Covington is a city in central Tipton County, Tennessee. Covington is the largest city and county seat of, Tipton County. Covington is located in one of just five counties of West Tennessee that are located along the Mississippi River, thus it is in extreme western Tennessee. The city's population was 9,038 at the time of the 2010 U.S. Census.
Cannon in front of the Nature Center & Veteran's Memorial in Covington. Marker in the background shows Nathan Bedford Forrest's last speech. (2007)
The Covington area was originally inhabited by Native Americans of various tribes. The nearby Mississippi River was used for much north-south trade by the American Indians.
Since Tipton County is one of the five counties of the State of Tennessee that is located along the Mississippi River, this area was first explored by white people during the noted expedition of the French Canadians Jacques Marquette and Louis Joliet in 1673. This expedition went down the Mississippi from Wisconsin to the mouth of the Arkansas River, and then back upriver to Lake Michigan. That river mouth is along the present border between Arkansas and Mississippi. Also, the fine details of the route of the land expedition of the Spanish explorer Hernando de Soto are not known, but it is likely that de Soto and his men passed near here circa 1541.
During the 18th century, because this entire area consists of flatlands with long, hot summers, and adequate rainfall, the Covington area and the rest of West Tennessee grew to become the location of large plantations for growing huge crops of cotton (and a few foodcrops). Hence African slaves were brought to Western Tennessee early in its history, and West Tennessee was the nexus of slavery in Tennessee, since most of the rest of the state had relatively few slaves.
During the Civil War, one of the primary objectives of the Union Army and Union Navy was to split the Confederate States in two along the Mississippi River. The Confederate Army resisted this, but still the counties of Tennessee and northeastern Arkansas, including Tipton County, were among the early ones to be overrun and held by the Union Army.
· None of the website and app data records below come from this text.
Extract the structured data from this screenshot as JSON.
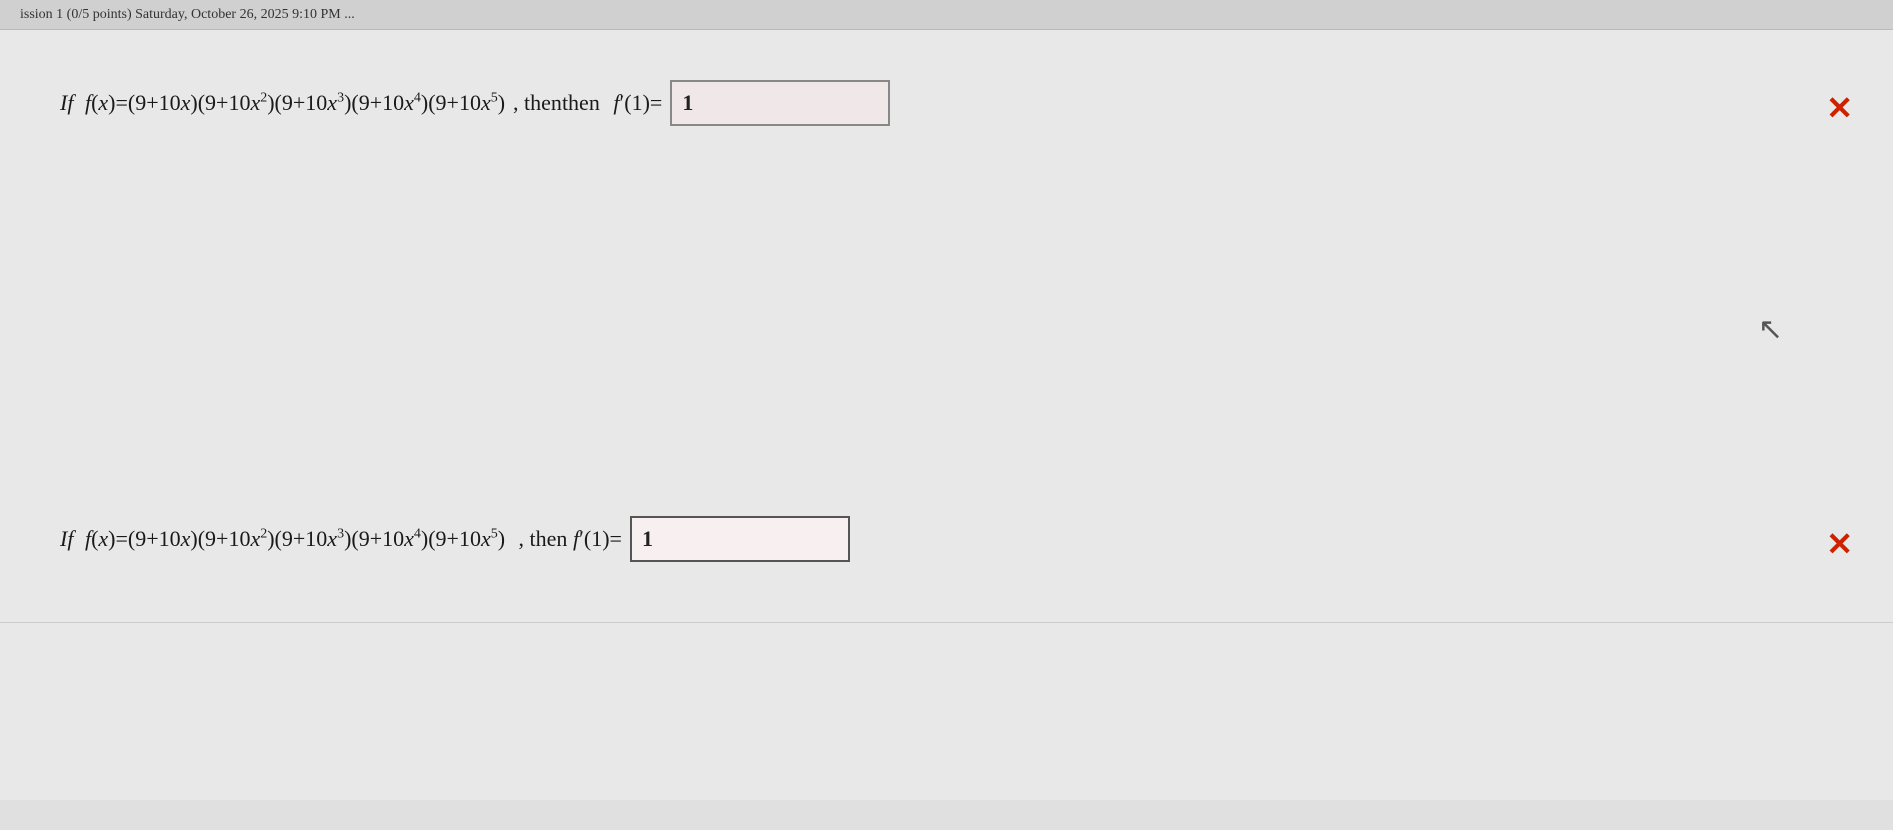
{
  "header": {
    "text": "ission 1  (0/5 points)  Saturday, October 26, 2025  9:10 PM  ..."
  },
  "question1": {
    "if_label": "If",
    "expression": "f(x)=(9+10x)(9+10x²)(9+10x³)(9+10x⁴)(9+10x⁵)",
    "then_label": ", then",
    "fprime_label": "f′(1)=",
    "answer": "1",
    "answer_box_bg": "#f5e8e8"
  },
  "question2": {
    "if_label": "If",
    "expression": "f(x)=(9+10x)(9+10x²)(9+10x³)(9+10x⁴)(9+10x⁵)",
    "then_label": ", then",
    "fprime_label": "f′(1)=",
    "answer": "1",
    "answer_box_bg": "#f8f8f8"
  },
  "icons": {
    "close": "✕",
    "cursor": "↖"
  }
}
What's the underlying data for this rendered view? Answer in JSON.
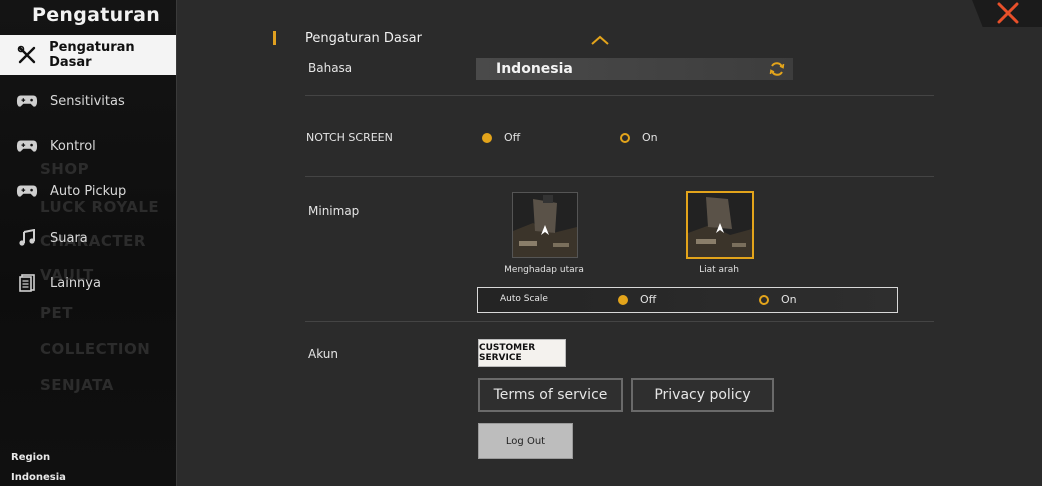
{
  "sidebar": {
    "title": "Pengaturan",
    "items": [
      {
        "label": "Pengaturan Dasar",
        "icon": "wrench-screwdriver-icon",
        "active": true
      },
      {
        "label": "Sensitivitas",
        "icon": "gamepad-icon"
      },
      {
        "label": "Kontrol",
        "icon": "gamepad-icon"
      },
      {
        "label": "Auto Pickup",
        "icon": "gamepad-icon"
      },
      {
        "label": "Suara",
        "icon": "music-note-icon"
      },
      {
        "label": "Lainnya",
        "icon": "document-icon"
      }
    ],
    "background_labels": [
      "SHOP",
      "LUCK ROYALE",
      "CHARACTER",
      "VAULT",
      "PET",
      "COLLECTION",
      "SENJATA"
    ],
    "region_label": "Region",
    "region_value": "Indonesia"
  },
  "main": {
    "section_title": "Pengaturan Dasar",
    "language": {
      "label": "Bahasa",
      "value": "Indonesia"
    },
    "notch": {
      "label": "NOTCH SCREEN",
      "options": [
        "Off",
        "On"
      ],
      "selected": "Off"
    },
    "minimap": {
      "label": "Minimap",
      "options": [
        {
          "caption": "Menghadap utara",
          "selected": false
        },
        {
          "caption": "Liat arah",
          "selected": true
        }
      ],
      "auto_scale": {
        "label": "Auto Scale",
        "options": [
          "Off",
          "On"
        ],
        "selected": "Off"
      }
    },
    "account": {
      "label": "Akun",
      "customer_service": "CUSTOMER SERVICE",
      "terms": "Terms of service",
      "privacy": "Privacy policy",
      "logout": "Log Out"
    }
  },
  "colors": {
    "accent": "#e3a41b",
    "close": "#e8502a"
  }
}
Thus, the war in the Covington area ended early.
Starting in the 1870's, Covington and its surroundings began to receive the benefits of the new technologies that were being invented and then extended across the middle of the United States: the railroad, telegraph, household electric power, a municipal pure water supply, the paving of the town's streets, and the provision of natural gas.
The Memphis and Paducah Railroad completed its tracks to Covington in July 1873. Next, the first telegraph line between Memphis and Covington was completed in 1882. In 1894, electric power came to Covington for the first time.
A municipal water system began providing the residents of Covington with pure drinking water beginning in 1898. In 1922, the paving of the streets began in Covington, and beginning in 1929, a natural gas company has operated to provide cooking gas and wintertime heating to homes and business in Covington. The time that telephone service in Covington originated is not known.
Following the invention of the automobile, during the 1910's and 1920's the United States began to construct more and more intercity paved highways in various regions of the county. These developed into the U.S. Numbered Highway System, and U.S. Route 51 was established. This highway connects Memphis and points south, via Covington and Cairo, Illinois, with Chicago. Thus, Covington became a small town along a major north-south highway of commerce and travel.
In the South Main Historic District in Covington, about 50 houses from the late 19th century and the early 20th century are still standing.
Covington is located in the Memphis, Tennessee Metropolitan Area, and it is located on U.S. Route 51, a major north-south highway connecting Mississippi, Tennessee, Kentucky, and Illinois.
Covington is situated on the southeastern edge of the New Madrid Seismic Zone, an area judged by geologists to have a high risk of earthquakes in the future.
Tipton County Museum
The Tipton County Museum is located in Covington. Amongst other things, this museum houses displays and exhibits from the county's history during the War Between the States. Mountings of local animal species are kept there, and fragments of mastodon bone show something about its natural history. Adjacent to the museum, there is a 20 acre park with a 0.5 miles (805 m) walking trail. Natural woodland and a man-made wetland give habitat to a few of the smaller local species such as turtles and birds.
The Veterans Memorial in front of the museum commemorates the soldiers from the county who lost their lives in wars. This museum is closed on Sundays and Mondays, and admission to the museum and to the park is free.
Covington Public Schools are part of Tipton County Schools. The Tipton County School District has eight elementary schools, five middle schools and four high schools.
Schools located in Covington include:
Austin Peay Elementary School
Crestview Elementary School
Covington Integrated Arts Academy
Crestview Middle School
Covington High School
Tipton County Alternative Learning Center
Dr. William E. Bibb is the Director of Schools.
Notable people of Covington
Tony Delk, American pro basketball player
The Hall-of-Fame composer and musician Isaac Hayes was born here
The actress Leigh Snowden named her granddaughter Covington, in honor of this town
Augustus Hill Garland, 11th Governor of Arkansas and Attorney General of the United States
Tipton County Museum